**Records for this exercise**
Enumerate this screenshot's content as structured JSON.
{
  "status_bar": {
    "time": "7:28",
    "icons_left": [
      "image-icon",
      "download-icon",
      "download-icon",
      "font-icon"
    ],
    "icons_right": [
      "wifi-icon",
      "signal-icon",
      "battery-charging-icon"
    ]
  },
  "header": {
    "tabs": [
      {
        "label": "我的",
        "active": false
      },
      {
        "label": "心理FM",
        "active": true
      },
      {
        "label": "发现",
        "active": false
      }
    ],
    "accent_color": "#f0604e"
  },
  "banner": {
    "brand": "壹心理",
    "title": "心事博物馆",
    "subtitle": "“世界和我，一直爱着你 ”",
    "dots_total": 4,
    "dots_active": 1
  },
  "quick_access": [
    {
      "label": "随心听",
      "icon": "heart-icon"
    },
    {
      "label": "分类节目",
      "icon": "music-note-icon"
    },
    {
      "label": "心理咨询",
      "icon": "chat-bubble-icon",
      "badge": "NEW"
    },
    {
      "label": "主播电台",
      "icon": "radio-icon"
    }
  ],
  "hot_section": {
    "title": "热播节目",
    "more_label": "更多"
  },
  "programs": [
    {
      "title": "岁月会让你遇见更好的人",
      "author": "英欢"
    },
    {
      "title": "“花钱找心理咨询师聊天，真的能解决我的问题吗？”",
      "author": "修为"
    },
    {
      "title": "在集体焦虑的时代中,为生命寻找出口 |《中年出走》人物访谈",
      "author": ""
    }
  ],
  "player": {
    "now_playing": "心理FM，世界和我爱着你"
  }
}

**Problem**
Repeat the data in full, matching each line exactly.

**Reply**
Enumerate this screenshot's content as structured JSON.
{
  "status_bar": {
    "time": "7:28",
    "icons_left": [
      "image-icon",
      "download-icon",
      "download-icon",
      "font-icon"
    ],
    "icons_right": [
      "wifi-icon",
      "signal-icon",
      "battery-charging-icon"
    ]
  },
  "header": {
    "tabs": [
      {
        "label": "我的",
        "active": false
      },
      {
        "label": "心理FM",
        "active": true
      },
      {
        "label": "发现",
        "active": false
      }
    ],
    "accent_color": "#f0604e"
  },
  "banner": {
    "brand": "壹心理",
    "title": "心事博物馆",
    "subtitle": "“世界和我，一直爱着你 ”",
    "dots_total": 4,
    "dots_active": 1
  },
  "quick_access": [
    {
      "label": "随心听",
      "icon": "heart-icon"
    },
    {
      "label": "分类节目",
      "icon": "music-note-icon"
    },
    {
      "label": "心理咨询",
      "icon": "chat-bubble-icon",
      "badge": "NEW"
    },
    {
      "label": "主播电台",
      "icon": "radio-icon"
    }
  ],
  "hot_section": {
    "title": "热播节目",
    "more_label": "更多"
  },
  "programs": [
    {
      "title": "岁月会让你遇见更好的人",
      "author": "英欢"
    },
    {
      "title": "“花钱找心理咨询师聊天，真的能解决我的问题吗？”",
      "author": "修为"
    },
    {
      "title": "在集体焦虑的时代中,为生命寻找出口 |《中年出走》人物访谈",
      "author": ""
    }
  ],
  "player": {
    "now_playing": "心理FM，世界和我爱着你"
  }
}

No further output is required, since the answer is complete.